You’d think Canada would be a good place to buy a down jacket. After all, Canadians live their lives in the snow (says the Australian). They still haven’t figured out what the round, shiny, blinding thing in the sky is—oh wait, that’s the Brits. People walk 20 minutes to school when the temperature is -20 degrees C. Either there’s something in the water, or they’ve figured out how to make some decent coats. Here’s what said Australian learned while searching for a down jacket in the Great North.
Pro tip #1: Do your research first. Because the minute you step into a store, you’ll realise that they all look the same and your usual tactic of ‘I like this one’ won’t work. You’ll try them on to see what the difference is between a Mackage and a Canada Douche—I mean, Goose—and a Fjällräven and a Woolrich and a Moose Knuckle—and then you’ll forget which ones you liked and didn’t like because they’ll all have merged into one giant pile of feather-filled marshmallows.

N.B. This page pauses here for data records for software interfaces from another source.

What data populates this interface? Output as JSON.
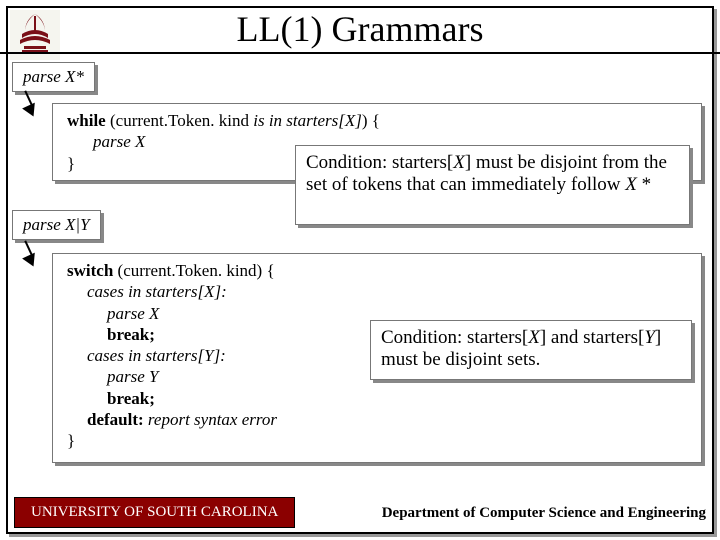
{
  "title": "LL(1) Grammars",
  "label1": "parse X*",
  "label2": "parse X|Y",
  "code1": {
    "l1a": "while",
    "l1b": " (current.Token. kind ",
    "l1c": "is in starters[X]",
    "l1d": ") {",
    "l2": "parse X",
    "l3": "}"
  },
  "note1": {
    "t1": "Condition: starters[",
    "t2": "X",
    "t3": "] must be disjoint from the set of tokens that can immediately follow ",
    "t4": "X ",
    "t5": "*"
  },
  "code2": {
    "l1a": "switch",
    "l1b": " (current.Token. kind) {",
    "l2a": "cases in starters[X]:",
    "l3": "parse X",
    "l4": "break;",
    "l5a": "cases in starters[Y]:",
    "l6": "parse Y",
    "l7": "break;",
    "l8a": "default:",
    "l8b": " report syntax error",
    "l9": "}"
  },
  "note2": {
    "t1": "Condition: starters[",
    "t2": "X",
    "t3": "] and starters[",
    "t4": "Y",
    "t5": "] must be disjoint sets."
  },
  "footer": {
    "uni": "UNIVERSITY OF SOUTH CAROLINA",
    "dept": "Department of Computer Science and Engineering"
  }
}
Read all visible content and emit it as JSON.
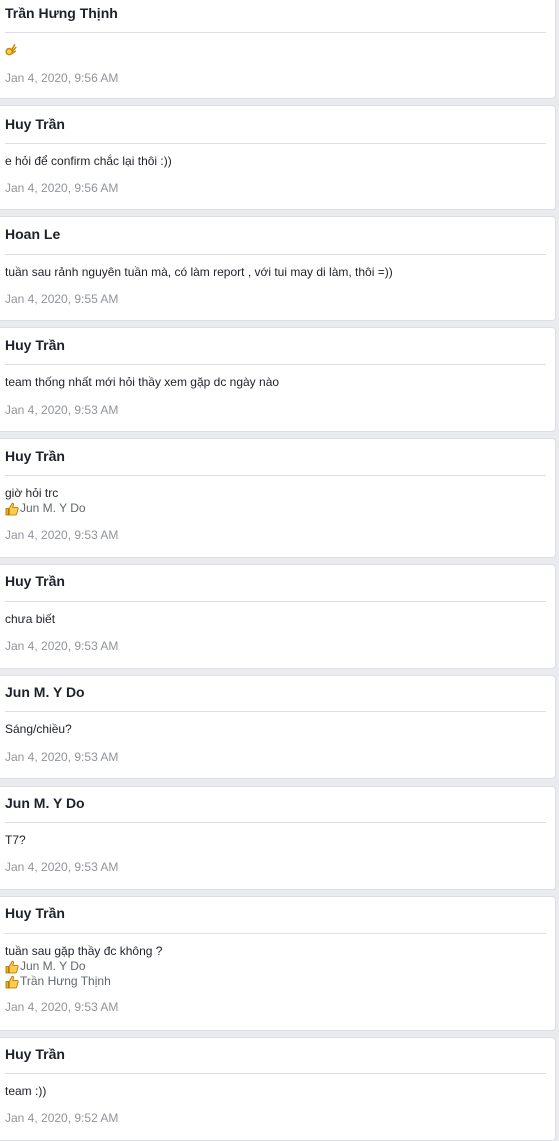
{
  "posts": [
    {
      "author": "Trần Hưng Thịnh",
      "text": "",
      "emoji": "ok-hand-icon",
      "reactions": [],
      "time": "Jan 4, 2020, 9:56 AM"
    },
    {
      "author": "Huy Trần",
      "text": "e hỏi để confirm chắc lại thôi :))",
      "reactions": [],
      "time": "Jan 4, 2020, 9:56 AM"
    },
    {
      "author": "Hoan Le",
      "text": "tuần sau rảnh nguyên tuần mà, có làm report , với tui may di làm, thôi =))",
      "reactions": [],
      "time": "Jan 4, 2020, 9:55 AM"
    },
    {
      "author": "Huy Trần",
      "text": "team thống nhất mới hỏi thầy xem gặp dc ngày nào",
      "reactions": [],
      "time": "Jan 4, 2020, 9:53 AM"
    },
    {
      "author": "Huy Trần",
      "text": "giờ hỏi trc",
      "reactions": [
        {
          "icon": "thumbs-up-icon",
          "name": "Jun M. Y Do"
        }
      ],
      "time": "Jan 4, 2020, 9:53 AM"
    },
    {
      "author": "Huy Trần",
      "text": "chưa biết",
      "reactions": [],
      "time": "Jan 4, 2020, 9:53 AM"
    },
    {
      "author": "Jun M. Y Do",
      "text": "Sáng/chiều?",
      "reactions": [],
      "time": "Jan 4, 2020, 9:53 AM"
    },
    {
      "author": "Jun M. Y Do",
      "text": "T7?",
      "reactions": [],
      "time": "Jan 4, 2020, 9:53 AM"
    },
    {
      "author": "Huy Trần",
      "text": "tuần sau gặp thầy đc không ?",
      "reactions": [
        {
          "icon": "thumbs-up-icon",
          "name": "Jun M. Y Do"
        },
        {
          "icon": "thumbs-up-icon",
          "name": "Trần Hưng Thịnh"
        }
      ],
      "time": "Jan 4, 2020, 9:53 AM"
    },
    {
      "author": "Huy Trần",
      "text": "team :))",
      "reactions": [],
      "time": "Jan 4, 2020, 9:52 AM"
    }
  ]
}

Pro tip #2: Buy a jacket from Arc’teryx. Especially if you’re someone who would rather have their foot mauled by a bear than be cold. These things are completely windproof, waterproof, and breathable (hello Gore-Tex). The downside? They make you look like you’ve just been knocking back a few drinks with Humphrey Bogart in a film noir, cigar still dangling out of your mouth. Oh but that’s the look you were going for, you say.
Pro tip #3: Buy a jacket from Nobis. They’re waterproof. Again: waterproof. Most sales assistants will tell you you don’t need that, but when #Blizzard2016 comes, you will thank them politely but firmly and say yes you do. Especially when even the hoods are filled with down, and there are plenty of pockets lines with toasty felt to keep your hands warm, and the whole thing feels like a giant sleeping bag—it’s the next best thing after a down onesie. At this rate, you could probably wander off on a fun trip to the North Pole. Don’t say hi to the penguins. If you’re seeing penguins, you’ve definitely gone in the wrong direction.
Pro tip #4: Bring some lunch. There are a lot of coats, and a lot of people, and taking what is essentially a sleeping bag on and off again is tiring. Bring some water too. Or a flask.
Pro tip #5: Fine, buy a Canada Goose. $800 isn’t even a lot to spend on a jacket. It’s just a few lunches. Bring your lunch from home a few days a week, et voila! You might even claim your place on sites likes these.
You’re also welcome to hibernate if any of these suggestion don’t work for you.